_Dataset excerpts_
"""

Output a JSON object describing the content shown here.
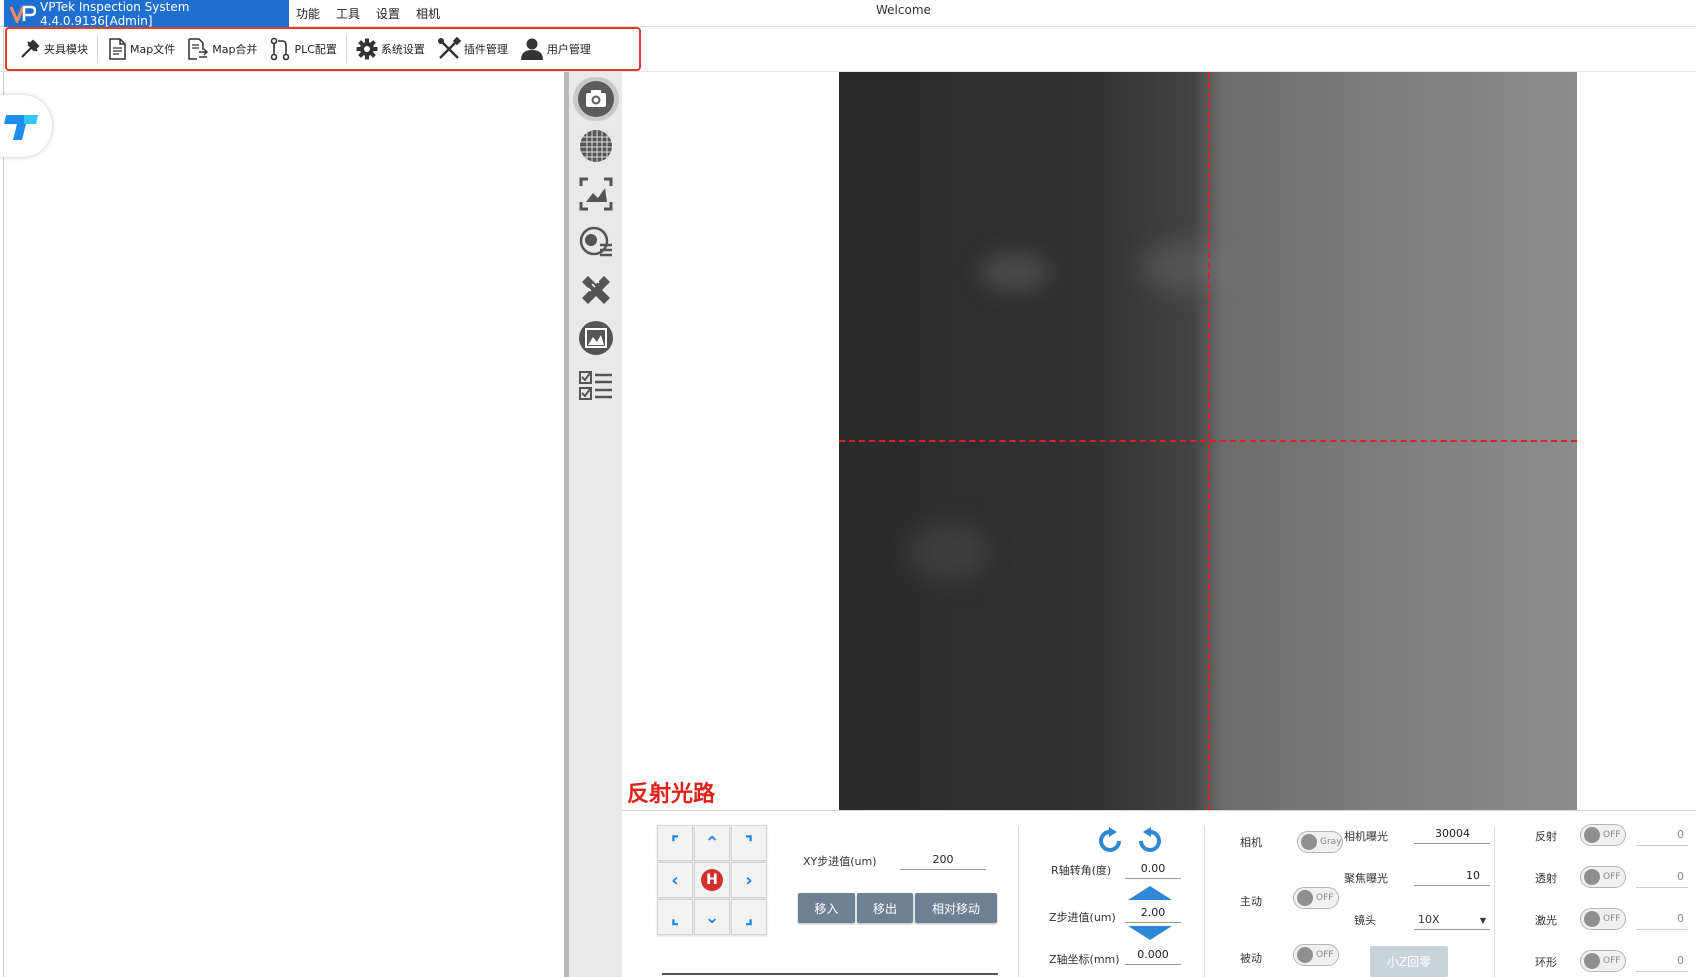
{
  "titlebar": {
    "app_title": "VPTek Inspection System 4.4.0.9136[Admin]",
    "menu": [
      "功能",
      "工具",
      "设置",
      "相机"
    ],
    "welcome": "Welcome"
  },
  "toolbar": {
    "items": [
      {
        "label": "夹具模块",
        "icon": "fixture-icon"
      },
      {
        "label": "Map文件",
        "icon": "document-icon"
      },
      {
        "label": "Map合并",
        "icon": "merge-icon"
      },
      {
        "label": "PLC配置",
        "icon": "plc-icon"
      },
      {
        "label": "系统设置",
        "icon": "gear-icon"
      },
      {
        "label": "插件管理",
        "icon": "tools-icon"
      },
      {
        "label": "用户管理",
        "icon": "user-icon"
      }
    ]
  },
  "toolstrip": {
    "items": [
      "camera-icon",
      "wafer-map-icon",
      "image-adjust-icon",
      "globe-list-icon",
      "ruler-pencil-icon",
      "picture-icon",
      "checklist-icon"
    ],
    "active": "camera-icon"
  },
  "viewer": {
    "path_label": "反射光路"
  },
  "motion": {
    "xy_step_label": "XY步进值(um)",
    "xy_step_value": "200",
    "move_in": "移入",
    "move_out": "移出",
    "relative_move": "相对移动",
    "home_label": "H",
    "r_angle_label": "R轴转角(度)",
    "r_angle_value": "0.00",
    "z_step_label": "Z步进值(um)",
    "z_step_value": "2.00",
    "z_coord_label": "Z轴坐标(mm)",
    "z_coord_value": "0.000"
  },
  "camera": {
    "camera_label": "相机",
    "camera_toggle": "Gray",
    "active_label": "主动",
    "active_toggle": "OFF",
    "passive_label": "被动",
    "passive_toggle": "OFF",
    "exposure_label": "相机曝光",
    "exposure_value": "30004",
    "focus_exposure_label": "聚焦曝光",
    "focus_exposure_value": "10",
    "lens_label": "镜头",
    "lens_value": "10X",
    "small_z_home": "小Z回零"
  },
  "lights": [
    {
      "label": "反射",
      "toggle": "OFF",
      "value": "0"
    },
    {
      "label": "透射",
      "toggle": "OFF",
      "value": "0"
    },
    {
      "label": "激光",
      "toggle": "OFF",
      "value": "0"
    },
    {
      "label": "环形",
      "toggle": "OFF",
      "value": "0"
    }
  ],
  "colors": {
    "accent": "#1f6fd0",
    "highlight": "#e33a2c",
    "crosshair": "#e0201a",
    "button": "#6e8194",
    "arrow": "#1e88e5"
  }
}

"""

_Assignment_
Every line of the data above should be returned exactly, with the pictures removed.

_Answer section_
Output a JSON object describing the content shown here.
{
  "titlebar": {
    "app_title": "VPTek Inspection System 4.4.0.9136[Admin]",
    "menu": [
      "功能",
      "工具",
      "设置",
      "相机"
    ],
    "welcome": "Welcome"
  },
  "toolbar": {
    "items": [
      {
        "label": "夹具模块",
        "icon": "fixture-icon"
      },
      {
        "label": "Map文件",
        "icon": "document-icon"
      },
      {
        "label": "Map合并",
        "icon": "merge-icon"
      },
      {
        "label": "PLC配置",
        "icon": "plc-icon"
      },
      {
        "label": "系统设置",
        "icon": "gear-icon"
      },
      {
        "label": "插件管理",
        "icon": "tools-icon"
      },
      {
        "label": "用户管理",
        "icon": "user-icon"
      }
    ]
  },
  "toolstrip": {
    "items": [
      "camera-icon",
      "wafer-map-icon",
      "image-adjust-icon",
      "globe-list-icon",
      "ruler-pencil-icon",
      "picture-icon",
      "checklist-icon"
    ],
    "active": "camera-icon"
  },
  "viewer": {
    "path_label": "反射光路"
  },
  "motion": {
    "xy_step_label": "XY步进值(um)",
    "xy_step_value": "200",
    "move_in": "移入",
    "move_out": "移出",
    "relative_move": "相对移动",
    "home_label": "H",
    "r_angle_label": "R轴转角(度)",
    "r_angle_value": "0.00",
    "z_step_label": "Z步进值(um)",
    "z_step_value": "2.00",
    "z_coord_label": "Z轴坐标(mm)",
    "z_coord_value": "0.000"
  },
  "camera": {
    "camera_label": "相机",
    "camera_toggle": "Gray",
    "active_label": "主动",
    "active_toggle": "OFF",
    "passive_label": "被动",
    "passive_toggle": "OFF",
    "exposure_label": "相机曝光",
    "exposure_value": "30004",
    "focus_exposure_label": "聚焦曝光",
    "focus_exposure_value": "10",
    "lens_label": "镜头",
    "lens_value": "10X",
    "small_z_home": "小Z回零"
  },
  "lights": [
    {
      "label": "反射",
      "toggle": "OFF",
      "value": "0"
    },
    {
      "label": "透射",
      "toggle": "OFF",
      "value": "0"
    },
    {
      "label": "激光",
      "toggle": "OFF",
      "value": "0"
    },
    {
      "label": "环形",
      "toggle": "OFF",
      "value": "0"
    }
  ],
  "colors": {
    "accent": "#1f6fd0",
    "highlight": "#e33a2c",
    "crosshair": "#e0201a",
    "button": "#6e8194",
    "arrow": "#1e88e5"
  }
}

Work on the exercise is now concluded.